A promise made by the Parti Québécois to add 15,000 new spots in $7-a-day daycares by 2016 may be a pipe dream if a long-term solution to a perpetual shortfall of $40-million isn't found.

Radio-Canada obtained a copy of a memo, which indicates that Quebec’s CPE system could be facing deeper cuts than previously anticipated.

A working group on CPE daycares is looking into the relationship between what parents pay, what Quebec taxpayers pay and what can be done to make up for perpetual losses in the CPE daycare program. The group's final meeting is scheduled for Dec. 12.

“We are just as surprised as you are, and frustrated to say the least,” CPE association spokeswoman Gina Gasparini told Daybreak Montreal host Mike Finnerty.

On Wednesday, Quebec’s Minister of Families Nicole Léger vigorously denied further cuts. She said there would be no more cuts to the province’s CPE program this year.

However, when she was confronted by a Radio-Canada reporter yesterday armed with the internal memo in question, Léger wasn’t so emphatic.

CPEs say subsidies don't reflect cost of living

Last spring, the government negotiated a $31-million cut within the subsidized daycare program and a global cut of $56-million to the province’s entire daycare budget — cuts that the head of the CPE association called unjustified at the time.

Gasparini said today that the CPE network could not support another major cut. She said that while the cost of living has increased, the subsidies CPEs receive from the Quebec government have not, resulting in millions less for the network every year even without cuts.

“It’s been eight years that our subsidies have not matches the cost of living of our expenses, over which we have very little control. Salaries are set, food is food and rent is rent,” Gasparini said.

Parents may end up being the ones who absorb any further cuts to the CPE program.
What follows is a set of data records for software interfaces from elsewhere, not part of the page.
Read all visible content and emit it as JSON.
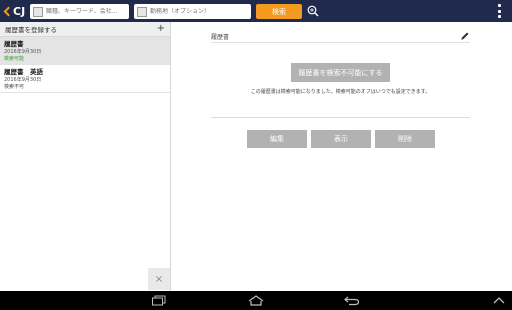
{
  "header": {
    "logo_text": "CJ",
    "keyword_placeholder": "職種、キーワード、会社…",
    "location_placeholder": "勤務地（オプション）",
    "search_label": "検索",
    "icons": [
      "chevron-logo-icon",
      "location-icon",
      "zoom-search-icon",
      "overflow-menu-icon"
    ]
  },
  "sidebar": {
    "header_title": "履歴書を登録する",
    "add_label": "+",
    "items": [
      {
        "name": "履歴書",
        "date": "2016年9月30日",
        "status": "検索可能",
        "selected": true
      },
      {
        "name": "履歴書　英語",
        "date": "2016年9月30日",
        "status": "検索不可",
        "selected": false
      }
    ],
    "close_label": "×"
  },
  "main": {
    "title": "履歴書",
    "toggle_label": "履歴書を検索不可能にする",
    "note": "この履歴書は検索可能になりました。検索可能のオフはいつでも設定できます。",
    "buttons": {
      "edit": "編集",
      "view": "表示",
      "delete": "削除"
    }
  },
  "colors": {
    "topbar": "#1f2a4d",
    "accent": "#f39a1f",
    "searchable": "#3a9a3a",
    "disabled_button": "#b2b2b2"
  }
}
Léger said she would not rule out increasing the cost of public daycare, which has been frozen at $7 a day for 10 years.